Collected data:

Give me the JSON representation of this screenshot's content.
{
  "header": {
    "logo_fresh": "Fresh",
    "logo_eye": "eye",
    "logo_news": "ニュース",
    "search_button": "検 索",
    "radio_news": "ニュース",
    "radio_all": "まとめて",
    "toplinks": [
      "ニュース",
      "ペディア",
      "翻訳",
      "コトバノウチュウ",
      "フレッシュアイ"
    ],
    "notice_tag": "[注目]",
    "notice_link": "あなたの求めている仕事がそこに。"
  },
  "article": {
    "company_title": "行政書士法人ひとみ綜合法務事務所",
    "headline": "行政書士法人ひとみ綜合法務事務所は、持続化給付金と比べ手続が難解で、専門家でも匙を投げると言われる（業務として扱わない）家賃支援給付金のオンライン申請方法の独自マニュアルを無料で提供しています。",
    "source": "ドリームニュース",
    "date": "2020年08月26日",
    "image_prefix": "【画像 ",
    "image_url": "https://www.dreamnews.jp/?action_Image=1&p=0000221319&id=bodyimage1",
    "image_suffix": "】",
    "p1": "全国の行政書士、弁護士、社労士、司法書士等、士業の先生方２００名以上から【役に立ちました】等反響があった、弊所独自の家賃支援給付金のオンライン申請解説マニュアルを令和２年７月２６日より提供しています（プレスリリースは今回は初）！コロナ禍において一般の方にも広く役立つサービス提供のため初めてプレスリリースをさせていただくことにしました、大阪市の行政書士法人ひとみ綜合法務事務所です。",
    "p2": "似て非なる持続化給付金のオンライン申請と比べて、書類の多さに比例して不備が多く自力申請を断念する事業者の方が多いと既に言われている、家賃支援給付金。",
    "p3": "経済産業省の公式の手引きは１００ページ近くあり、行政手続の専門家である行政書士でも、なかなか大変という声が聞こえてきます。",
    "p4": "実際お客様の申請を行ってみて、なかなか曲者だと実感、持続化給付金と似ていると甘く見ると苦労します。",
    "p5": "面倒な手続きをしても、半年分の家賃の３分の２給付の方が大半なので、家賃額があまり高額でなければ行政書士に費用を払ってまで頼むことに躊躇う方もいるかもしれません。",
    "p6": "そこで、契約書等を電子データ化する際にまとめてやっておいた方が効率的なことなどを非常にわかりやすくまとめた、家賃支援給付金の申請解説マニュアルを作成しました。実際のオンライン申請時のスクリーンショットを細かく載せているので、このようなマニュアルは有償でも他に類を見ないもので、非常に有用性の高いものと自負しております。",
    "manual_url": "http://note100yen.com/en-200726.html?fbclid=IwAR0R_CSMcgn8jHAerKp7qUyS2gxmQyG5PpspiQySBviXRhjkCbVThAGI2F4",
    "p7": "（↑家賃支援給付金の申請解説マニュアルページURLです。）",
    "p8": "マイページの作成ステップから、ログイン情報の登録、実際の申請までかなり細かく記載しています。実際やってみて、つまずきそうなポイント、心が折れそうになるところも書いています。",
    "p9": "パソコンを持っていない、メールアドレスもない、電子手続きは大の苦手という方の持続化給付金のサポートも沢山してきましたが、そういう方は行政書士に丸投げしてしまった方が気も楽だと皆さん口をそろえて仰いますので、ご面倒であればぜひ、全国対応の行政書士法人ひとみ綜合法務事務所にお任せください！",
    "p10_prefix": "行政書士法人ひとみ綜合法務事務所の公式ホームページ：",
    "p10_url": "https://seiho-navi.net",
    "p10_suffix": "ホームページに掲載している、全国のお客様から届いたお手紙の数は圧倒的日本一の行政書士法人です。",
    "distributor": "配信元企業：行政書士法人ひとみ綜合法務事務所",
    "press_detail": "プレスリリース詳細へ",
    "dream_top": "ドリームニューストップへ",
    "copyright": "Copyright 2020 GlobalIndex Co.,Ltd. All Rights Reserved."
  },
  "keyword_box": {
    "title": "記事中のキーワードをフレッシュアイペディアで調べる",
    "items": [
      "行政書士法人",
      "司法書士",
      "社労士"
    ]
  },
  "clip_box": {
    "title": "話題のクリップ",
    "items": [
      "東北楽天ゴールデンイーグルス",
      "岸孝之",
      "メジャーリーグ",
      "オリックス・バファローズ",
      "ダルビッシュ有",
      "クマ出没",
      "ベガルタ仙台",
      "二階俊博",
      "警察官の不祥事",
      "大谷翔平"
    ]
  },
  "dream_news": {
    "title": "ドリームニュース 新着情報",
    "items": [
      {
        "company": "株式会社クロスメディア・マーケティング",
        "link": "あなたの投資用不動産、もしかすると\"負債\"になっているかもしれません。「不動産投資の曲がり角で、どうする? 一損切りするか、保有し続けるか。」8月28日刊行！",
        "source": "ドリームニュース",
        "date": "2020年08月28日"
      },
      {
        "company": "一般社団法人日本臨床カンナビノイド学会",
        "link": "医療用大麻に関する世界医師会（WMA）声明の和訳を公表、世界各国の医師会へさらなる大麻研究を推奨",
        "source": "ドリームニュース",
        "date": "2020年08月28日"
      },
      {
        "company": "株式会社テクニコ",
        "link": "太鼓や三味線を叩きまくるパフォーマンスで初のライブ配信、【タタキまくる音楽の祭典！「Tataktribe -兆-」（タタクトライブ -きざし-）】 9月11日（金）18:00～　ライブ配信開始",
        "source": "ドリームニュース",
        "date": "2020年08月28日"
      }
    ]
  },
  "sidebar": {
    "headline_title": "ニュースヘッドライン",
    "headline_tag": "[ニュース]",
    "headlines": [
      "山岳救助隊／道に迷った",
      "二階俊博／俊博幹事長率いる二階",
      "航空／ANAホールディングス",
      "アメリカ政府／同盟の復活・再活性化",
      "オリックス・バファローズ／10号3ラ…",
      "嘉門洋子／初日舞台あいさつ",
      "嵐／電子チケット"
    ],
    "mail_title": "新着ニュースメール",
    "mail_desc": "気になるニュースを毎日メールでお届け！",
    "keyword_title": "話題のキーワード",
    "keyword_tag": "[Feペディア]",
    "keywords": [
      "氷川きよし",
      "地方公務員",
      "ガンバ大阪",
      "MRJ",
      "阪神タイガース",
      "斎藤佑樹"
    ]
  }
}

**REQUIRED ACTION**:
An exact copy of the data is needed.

**ANSWER SECTION**:
Give me the JSON representation of this screenshot's content.
{
  "header": {
    "logo_fresh": "Fresh",
    "logo_eye": "eye",
    "logo_news": "ニュース",
    "search_button": "検 索",
    "radio_news": "ニュース",
    "radio_all": "まとめて",
    "toplinks": [
      "ニュース",
      "ペディア",
      "翻訳",
      "コトバノウチュウ",
      "フレッシュアイ"
    ],
    "notice_tag": "[注目]",
    "notice_link": "あなたの求めている仕事がそこに。"
  },
  "article": {
    "company_title": "行政書士法人ひとみ綜合法務事務所",
    "headline": "行政書士法人ひとみ綜合法務事務所は、持続化給付金と比べ手続が難解で、専門家でも匙を投げると言われる（業務として扱わない）家賃支援給付金のオンライン申請方法の独自マニュアルを無料で提供しています。",
    "source": "ドリームニュース",
    "date": "2020年08月26日",
    "image_prefix": "【画像 ",
    "image_url": "https://www.dreamnews.jp/?action_Image=1&p=0000221319&id=bodyimage1",
    "image_suffix": "】",
    "p1": "全国の行政書士、弁護士、社労士、司法書士等、士業の先生方２００名以上から【役に立ちました】等反響があった、弊所独自の家賃支援給付金のオンライン申請解説マニュアルを令和２年７月２６日より提供しています（プレスリリースは今回は初）！コロナ禍において一般の方にも広く役立つサービス提供のため初めてプレスリリースをさせていただくことにしました、大阪市の行政書士法人ひとみ綜合法務事務所です。",
    "p2": "似て非なる持続化給付金のオンライン申請と比べて、書類の多さに比例して不備が多く自力申請を断念する事業者の方が多いと既に言われている、家賃支援給付金。",
    "p3": "経済産業省の公式の手引きは１００ページ近くあり、行政手続の専門家である行政書士でも、なかなか大変という声が聞こえてきます。",
    "p4": "実際お客様の申請を行ってみて、なかなか曲者だと実感、持続化給付金と似ていると甘く見ると苦労します。",
    "p5": "面倒な手続きをしても、半年分の家賃の３分の２給付の方が大半なので、家賃額があまり高額でなければ行政書士に費用を払ってまで頼むことに躊躇う方もいるかもしれません。",
    "p6": "そこで、契約書等を電子データ化する際にまとめてやっておいた方が効率的なことなどを非常にわかりやすくまとめた、家賃支援給付金の申請解説マニュアルを作成しました。実際のオンライン申請時のスクリーンショットを細かく載せているので、このようなマニュアルは有償でも他に類を見ないもので、非常に有用性の高いものと自負しております。",
    "manual_url": "http://note100yen.com/en-200726.html?fbclid=IwAR0R_CSMcgn8jHAerKp7qUyS2gxmQyG5PpspiQySBviXRhjkCbVThAGI2F4",
    "p7": "（↑家賃支援給付金の申請解説マニュアルページURLです。）",
    "p8": "マイページの作成ステップから、ログイン情報の登録、実際の申請までかなり細かく記載しています。実際やってみて、つまずきそうなポイント、心が折れそうになるところも書いています。",
    "p9": "パソコンを持っていない、メールアドレスもない、電子手続きは大の苦手という方の持続化給付金のサポートも沢山してきましたが、そういう方は行政書士に丸投げしてしまった方が気も楽だと皆さん口をそろえて仰いますので、ご面倒であればぜひ、全国対応の行政書士法人ひとみ綜合法務事務所にお任せください！",
    "p10_prefix": "行政書士法人ひとみ綜合法務事務所の公式ホームページ：",
    "p10_url": "https://seiho-navi.net",
    "p10_suffix": "ホームページに掲載している、全国のお客様から届いたお手紙の数は圧倒的日本一の行政書士法人です。",
    "distributor": "配信元企業：行政書士法人ひとみ綜合法務事務所",
    "press_detail": "プレスリリース詳細へ",
    "dream_top": "ドリームニューストップへ",
    "copyright": "Copyright 2020 GlobalIndex Co.,Ltd. All Rights Reserved."
  },
  "keyword_box": {
    "title": "記事中のキーワードをフレッシュアイペディアで調べる",
    "items": [
      "行政書士法人",
      "司法書士",
      "社労士"
    ]
  },
  "clip_box": {
    "title": "話題のクリップ",
    "items": [
      "東北楽天ゴールデンイーグルス",
      "岸孝之",
      "メジャーリーグ",
      "オリックス・バファローズ",
      "ダルビッシュ有",
      "クマ出没",
      "ベガルタ仙台",
      "二階俊博",
      "警察官の不祥事",
      "大谷翔平"
    ]
  },
  "dream_news": {
    "title": "ドリームニュース 新着情報",
    "items": [
      {
        "company": "株式会社クロスメディア・マーケティング",
        "link": "あなたの投資用不動産、もしかすると\"負債\"になっているかもしれません。「不動産投資の曲がり角で、どうする? 一損切りするか、保有し続けるか。」8月28日刊行！",
        "source": "ドリームニュース",
        "date": "2020年08月28日"
      },
      {
        "company": "一般社団法人日本臨床カンナビノイド学会",
        "link": "医療用大麻に関する世界医師会（WMA）声明の和訳を公表、世界各国の医師会へさらなる大麻研究を推奨",
        "source": "ドリームニュース",
        "date": "2020年08月28日"
      },
      {
        "company": "株式会社テクニコ",
        "link": "太鼓や三味線を叩きまくるパフォーマンスで初のライブ配信、【タタキまくる音楽の祭典！「Tataktribe -兆-」（タタクトライブ -きざし-）】 9月11日（金）18:00～　ライブ配信開始",
        "source": "ドリームニュース",
        "date": "2020年08月28日"
      }
    ]
  },
  "sidebar": {
    "headline_title": "ニュースヘッドライン",
    "headline_tag": "[ニュース]",
    "headlines": [
      "山岳救助隊／道に迷った",
      "二階俊博／俊博幹事長率いる二階",
      "航空／ANAホールディングス",
      "アメリカ政府／同盟の復活・再活性化",
      "オリックス・バファローズ／10号3ラ…",
      "嘉門洋子／初日舞台あいさつ",
      "嵐／電子チケット"
    ],
    "mail_title": "新着ニュースメール",
    "mail_desc": "気になるニュースを毎日メールでお届け！",
    "keyword_title": "話題のキーワード",
    "keyword_tag": "[Feペディア]",
    "keywords": [
      "氷川きよし",
      "地方公務員",
      "ガンバ大阪",
      "MRJ",
      "阪神タイガース",
      "斎藤佑樹"
    ]
  }
}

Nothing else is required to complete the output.